The Information Commissioner has announced a range of measures that public authorities will face if they continually fail to comply with the Freedom of Information Act or the Environmental Information Regulations 2004.
Mick Gorrill, head of enforcement at the Information Commissioner's Office (ICO), said that public bodies that repeatedly fail to meet their legal obligations will face regulatory action, which will include enforcement notices, undertakings and practice recommendations.
“Using FOIA can take too long and is sometimes overly cumbersome for members of the public. After monitoring authorities’ compliance with the act, we will take action against those that abuse the system,” he said.
The ICO may issue a practice recommendation for a number of reasons, for example, if an organisation fails to have a record management policy in place, or if it has not implemented a secure system that enables records to be stored and retrieved as necessary.
The main issue that the ICO will be targeting is organisations’ timeliness of response to FOI requests.

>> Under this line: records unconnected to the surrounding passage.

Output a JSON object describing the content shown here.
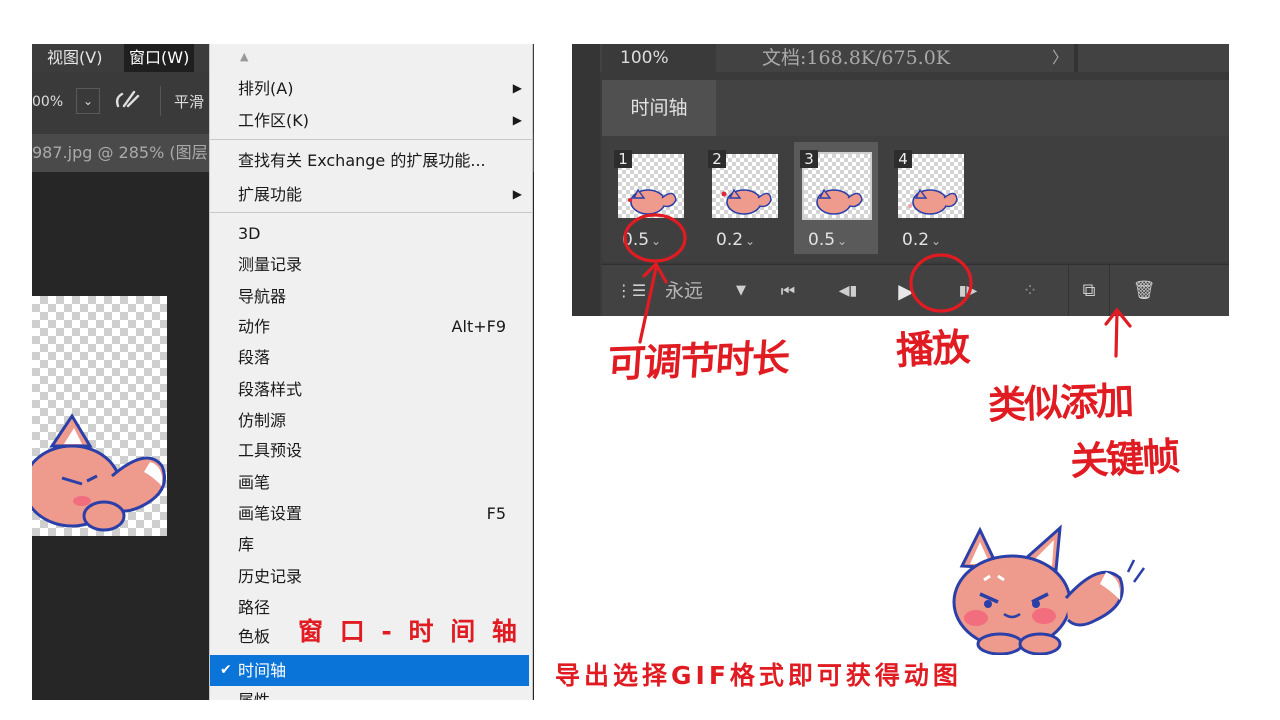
{
  "menubar": {
    "view": "视图(V)",
    "window": "窗口(W)"
  },
  "options_bar": {
    "zoom": "00%",
    "dropdown": "⌄",
    "brush_glyph": "ℭ",
    "smooth": "平滑"
  },
  "doc_tab": {
    "label": "987.jpg @ 285% (图层"
  },
  "window_menu": {
    "scroll_up": "▲",
    "items": [
      {
        "label": "排列(A)",
        "submenu": true
      },
      {
        "label": "工作区(K)",
        "submenu": true
      },
      {
        "label": "查找有关 Exchange 的扩展功能..."
      },
      {
        "label": "扩展功能",
        "submenu": true
      },
      {
        "label": "3D"
      },
      {
        "label": "测量记录"
      },
      {
        "label": "导航器"
      },
      {
        "label": "动作",
        "shortcut": "Alt+F9"
      },
      {
        "label": "段落"
      },
      {
        "label": "段落样式"
      },
      {
        "label": "仿制源"
      },
      {
        "label": "工具预设"
      },
      {
        "label": "画笔"
      },
      {
        "label": "画笔设置",
        "shortcut": "F5"
      },
      {
        "label": "库"
      },
      {
        "label": "历史记录"
      },
      {
        "label": "路径"
      },
      {
        "label": "色板"
      },
      {
        "label": "时间轴",
        "checked": true,
        "selected": true
      },
      {
        "label": "属性"
      }
    ],
    "arrow_glyph": "▶",
    "check_glyph": "✔"
  },
  "timeline_panel": {
    "zoom": "100%",
    "doc_info": "文档:168.8K/675.0K",
    "doc_arrow": "〉",
    "tab": "时间轴",
    "frames": [
      {
        "number": "1",
        "delay": "0.5",
        "selected": false
      },
      {
        "number": "2",
        "delay": "0.2",
        "selected": false
      },
      {
        "number": "3",
        "delay": "0.5",
        "selected": true
      },
      {
        "number": "4",
        "delay": "0.2",
        "selected": false
      }
    ],
    "delay_chevron": "⌄",
    "controls": {
      "loop_icon": "⋮☰",
      "loop_value": "永远",
      "loop_dropdown": "▼",
      "first_frame": "⏮",
      "prev_frame": "◀▮",
      "play": "▶",
      "next_frame": "▮▶",
      "tween": "⁘",
      "duplicate_frame": "⧉",
      "delete_frame": "🗑"
    }
  },
  "annotations": {
    "adjust_duration": "可调节时长",
    "play": "播放",
    "add_keyframe_line1": "类似添加",
    "add_keyframe_line2": "关键帧",
    "window_timeline": "窗 口 - 时 间 轴",
    "export_note": "导出选择GIF格式即可获得动图",
    "color": "#e11b22"
  },
  "colors": {
    "menu_highlight": "#0a74d8",
    "ps_dark": "#282828",
    "fox_body": "#ee9a8c",
    "fox_outline": "#2a3fa8"
  }
}
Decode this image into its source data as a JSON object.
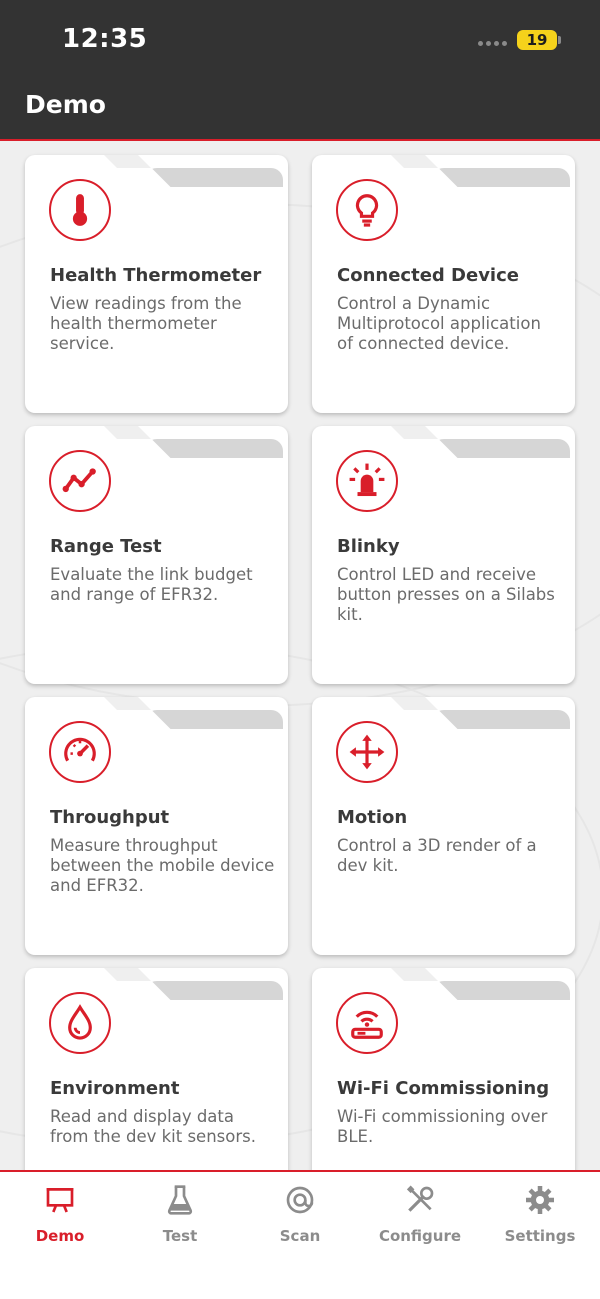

This is based on the fact that between 20 and 25 percent of complaints to the ICO relate to how long a public body takes to respond.
However, organisations might also be failing to comply if they do not provide the information requested or explain why it cannot be supplied, of if they do not publish official information.
The ICO said it will act based on the complaints it receives, but also follow up on concerns that are raised through its other activities, such as information handling issues highlighted by its data protection audit programme.
Details of the ICO's new FOIA and EIR policy can be found here.